-- Opening Marker --
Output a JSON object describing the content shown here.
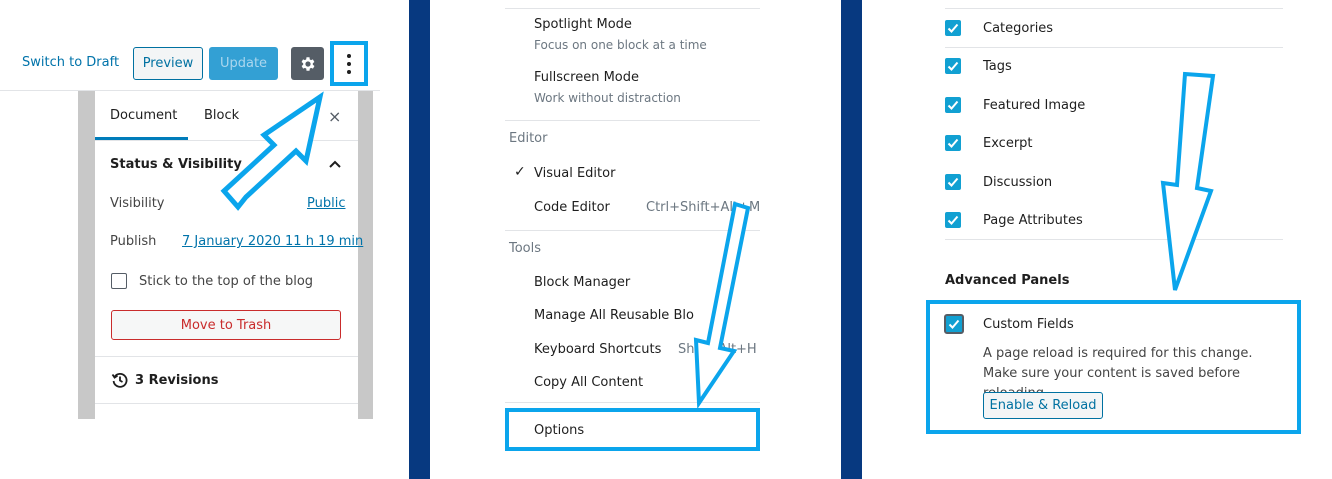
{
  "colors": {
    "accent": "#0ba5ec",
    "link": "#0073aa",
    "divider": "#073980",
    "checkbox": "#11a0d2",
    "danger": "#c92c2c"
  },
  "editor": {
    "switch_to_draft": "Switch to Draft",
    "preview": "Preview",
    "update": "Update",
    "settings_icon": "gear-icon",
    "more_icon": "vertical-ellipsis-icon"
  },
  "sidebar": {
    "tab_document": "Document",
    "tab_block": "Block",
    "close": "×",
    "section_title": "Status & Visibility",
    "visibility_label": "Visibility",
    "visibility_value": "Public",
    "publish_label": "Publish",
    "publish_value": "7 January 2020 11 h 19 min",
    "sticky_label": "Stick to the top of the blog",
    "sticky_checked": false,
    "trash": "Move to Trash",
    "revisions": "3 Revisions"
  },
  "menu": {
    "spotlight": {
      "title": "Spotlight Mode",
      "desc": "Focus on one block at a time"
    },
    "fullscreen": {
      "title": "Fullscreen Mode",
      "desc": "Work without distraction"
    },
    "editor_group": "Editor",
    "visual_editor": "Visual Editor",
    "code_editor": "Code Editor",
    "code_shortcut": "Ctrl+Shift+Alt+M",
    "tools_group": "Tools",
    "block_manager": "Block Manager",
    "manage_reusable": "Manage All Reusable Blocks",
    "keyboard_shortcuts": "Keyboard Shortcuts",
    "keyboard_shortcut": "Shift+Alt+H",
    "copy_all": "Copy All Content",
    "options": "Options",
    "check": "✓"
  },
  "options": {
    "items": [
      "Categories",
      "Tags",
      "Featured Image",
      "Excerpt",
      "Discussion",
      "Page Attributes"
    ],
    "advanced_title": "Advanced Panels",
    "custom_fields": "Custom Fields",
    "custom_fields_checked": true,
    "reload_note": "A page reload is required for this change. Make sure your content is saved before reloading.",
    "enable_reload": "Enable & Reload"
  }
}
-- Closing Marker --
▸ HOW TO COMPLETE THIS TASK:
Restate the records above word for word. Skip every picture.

▸ PROBLEM SOLUTION:
Output a JSON object describing the content shown here.
{
  "colors": {
    "accent": "#0ba5ec",
    "link": "#0073aa",
    "divider": "#073980",
    "checkbox": "#11a0d2",
    "danger": "#c92c2c"
  },
  "editor": {
    "switch_to_draft": "Switch to Draft",
    "preview": "Preview",
    "update": "Update",
    "settings_icon": "gear-icon",
    "more_icon": "vertical-ellipsis-icon"
  },
  "sidebar": {
    "tab_document": "Document",
    "tab_block": "Block",
    "close": "×",
    "section_title": "Status & Visibility",
    "visibility_label": "Visibility",
    "visibility_value": "Public",
    "publish_label": "Publish",
    "publish_value": "7 January 2020 11 h 19 min",
    "sticky_label": "Stick to the top of the blog",
    "sticky_checked": false,
    "trash": "Move to Trash",
    "revisions": "3 Revisions"
  },
  "menu": {
    "spotlight": {
      "title": "Spotlight Mode",
      "desc": "Focus on one block at a time"
    },
    "fullscreen": {
      "title": "Fullscreen Mode",
      "desc": "Work without distraction"
    },
    "editor_group": "Editor",
    "visual_editor": "Visual Editor",
    "code_editor": "Code Editor",
    "code_shortcut": "Ctrl+Shift+Alt+M",
    "tools_group": "Tools",
    "block_manager": "Block Manager",
    "manage_reusable": "Manage All Reusable Blocks",
    "keyboard_shortcuts": "Keyboard Shortcuts",
    "keyboard_shortcut": "Shift+Alt+H",
    "copy_all": "Copy All Content",
    "options": "Options",
    "check": "✓"
  },
  "options": {
    "items": [
      "Categories",
      "Tags",
      "Featured Image",
      "Excerpt",
      "Discussion",
      "Page Attributes"
    ],
    "advanced_title": "Advanced Panels",
    "custom_fields": "Custom Fields",
    "custom_fields_checked": true,
    "reload_note": "A page reload is required for this change. Make sure your content is saved before reloading.",
    "enable_reload": "Enable & Reload"
  }
}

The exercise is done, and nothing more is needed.